Born: March 18, 1837 in Caldwell, New Jersey
Died: June 24, 1908 in his
home in Princeton, New Jersey
Married to Frances Folsom Cleveland
The First Democrat elected after the Civil War, Grover
Cleveland was the only President to leave the White House and return
for a second term four years later.
One of nine children of a Presbyterian minister, Cleveland was born
in New Jersey in 1837. He was raised in upstate New York. As a lawyer
in Buffalo, he became notable for his single-minded concentration upon
whatever task faced him.
At 44, he emerged into a political prominence that carried him to the
White House in three years. Running as a reformer, he was elected Mayor
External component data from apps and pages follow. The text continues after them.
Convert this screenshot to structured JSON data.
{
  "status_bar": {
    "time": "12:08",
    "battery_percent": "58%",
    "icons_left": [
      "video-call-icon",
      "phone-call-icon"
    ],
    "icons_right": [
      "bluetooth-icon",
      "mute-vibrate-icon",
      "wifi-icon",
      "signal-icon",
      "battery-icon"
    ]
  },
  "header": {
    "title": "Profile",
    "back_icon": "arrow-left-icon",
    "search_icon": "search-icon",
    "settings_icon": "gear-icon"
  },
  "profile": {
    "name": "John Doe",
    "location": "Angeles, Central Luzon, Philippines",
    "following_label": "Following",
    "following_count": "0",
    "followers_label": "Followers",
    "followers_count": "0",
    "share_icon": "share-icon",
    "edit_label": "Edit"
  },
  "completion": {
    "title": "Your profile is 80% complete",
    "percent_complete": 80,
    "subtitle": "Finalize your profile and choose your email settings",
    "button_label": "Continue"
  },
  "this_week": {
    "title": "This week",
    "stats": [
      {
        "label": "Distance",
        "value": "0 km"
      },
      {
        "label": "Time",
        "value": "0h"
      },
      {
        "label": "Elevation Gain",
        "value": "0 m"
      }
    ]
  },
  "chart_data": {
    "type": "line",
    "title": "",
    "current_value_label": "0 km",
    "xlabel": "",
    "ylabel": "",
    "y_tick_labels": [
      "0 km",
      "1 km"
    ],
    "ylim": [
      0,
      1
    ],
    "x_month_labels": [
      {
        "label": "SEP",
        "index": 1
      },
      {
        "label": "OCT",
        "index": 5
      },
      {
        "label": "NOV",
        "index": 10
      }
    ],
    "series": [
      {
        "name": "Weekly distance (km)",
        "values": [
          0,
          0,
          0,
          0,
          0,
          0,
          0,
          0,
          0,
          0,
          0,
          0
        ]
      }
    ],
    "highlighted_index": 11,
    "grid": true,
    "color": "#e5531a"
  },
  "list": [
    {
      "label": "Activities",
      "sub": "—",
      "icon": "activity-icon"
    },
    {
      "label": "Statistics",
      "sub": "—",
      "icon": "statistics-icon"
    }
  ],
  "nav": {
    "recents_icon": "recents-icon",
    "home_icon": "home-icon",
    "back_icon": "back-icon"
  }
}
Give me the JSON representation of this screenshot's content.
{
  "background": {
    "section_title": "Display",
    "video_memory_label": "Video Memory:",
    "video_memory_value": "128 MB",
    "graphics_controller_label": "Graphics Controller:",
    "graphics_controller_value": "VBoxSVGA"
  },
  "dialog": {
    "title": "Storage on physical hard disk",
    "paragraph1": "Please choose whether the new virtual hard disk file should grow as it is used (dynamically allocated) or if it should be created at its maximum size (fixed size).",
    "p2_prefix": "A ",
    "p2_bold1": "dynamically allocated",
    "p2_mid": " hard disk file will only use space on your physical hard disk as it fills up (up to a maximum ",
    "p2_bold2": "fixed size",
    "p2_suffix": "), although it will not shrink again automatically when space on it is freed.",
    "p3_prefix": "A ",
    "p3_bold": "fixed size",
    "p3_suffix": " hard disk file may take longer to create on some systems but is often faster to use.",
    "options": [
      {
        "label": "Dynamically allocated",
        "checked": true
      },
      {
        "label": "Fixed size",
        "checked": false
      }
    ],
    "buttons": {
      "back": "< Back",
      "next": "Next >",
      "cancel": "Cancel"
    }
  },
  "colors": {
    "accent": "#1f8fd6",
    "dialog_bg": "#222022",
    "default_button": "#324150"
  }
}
of Buffalo in 1881, and later, Governor of New York.
Cleveland won the Presidency with the combined support
of Democrats and reform Republicans, the "Mugwumps," who disliked
the record of his opponent James G. Blaine of Maine.
A bachelor, Cleveland was ill at ease at first with all the comforts
of the White House. "I must go to dinner," he wrote a friend, "but
I wish it was to eat a pickled herring a Swiss cheese and a chop at Louis'
instead of the French stuff I shall find." In June 1886 Cleveland
married 21-year-old Frances Folsom; he was the only President married
in the White House.
Cleveland vigorously pursued a policy barring special favors to any
economic group. Vetoing a bill to appropriate $10,000 to distribute seed
grain among drought-stricken farmers in Texas, he wrote: "Federal
aid in such cases encourages the expectation of paternal care on the
part of the Government and weakens the sturdiness of our national character.
. . . "
He also vetoed many private pension bills to Civil War veterans whose
claims were fraudulent. When Congress, pressured by the Grand Army of
the Republic, passed a bill granting pensions for disabilities not caused
by military service, Cleveland vetoed it, too.
He angered the railroads by ordering an investigation of western lands
they held by Government grant. He forced them to return 81,000,000 acres.
He also signed the Interstate Commerce Act, the first law attempting
Federal regulation of the railroads.
In December 1887 he called on Congress to reduce high protective tariffs.
Told that he had given Republicans an effective issue for the campaign
of 1888, he retorted, "What is the use of being elected or re-elected
unless you stand for something?" But Cleveland was defeated in 1888;
although he won a larger popular majority than the Republican candidate
Benjamin Harrison, he received fewer electoral votes.
Elected again in 1892, Cleveland faced an acute depression. He dealt
directly with the Treasury crisis rather than with business failures,
farm mortgage foreclosures, and unemployment. He obtained repeal of the
mildly inflationary Sherman Silver Purchase Act and, with the aid of
Wall Street, maintained the Treasury's gold reserve.
When railroad strikers in Chicago violated an injunction, Cleveland
sent Federal troops to enforce it. "If it takes the entire army
and navy of the United States to deliver a post card in Chicago," he
thundered, "that card will be delivered."
Cleveland's blunt treatment of the railroad strikers stirred the pride
of many Americans. So did the vigorous way in which he forced Great Britain
to accept arbitration of a disputed boundary in Venezuela. But his policies
during the depression were generally unpopular. His party deserted him
and nominated William Jennings Bryan in 1896.
After leaving the White House, Cleveland lived in retirement in Princeton,
New Jersey. He died in 1908.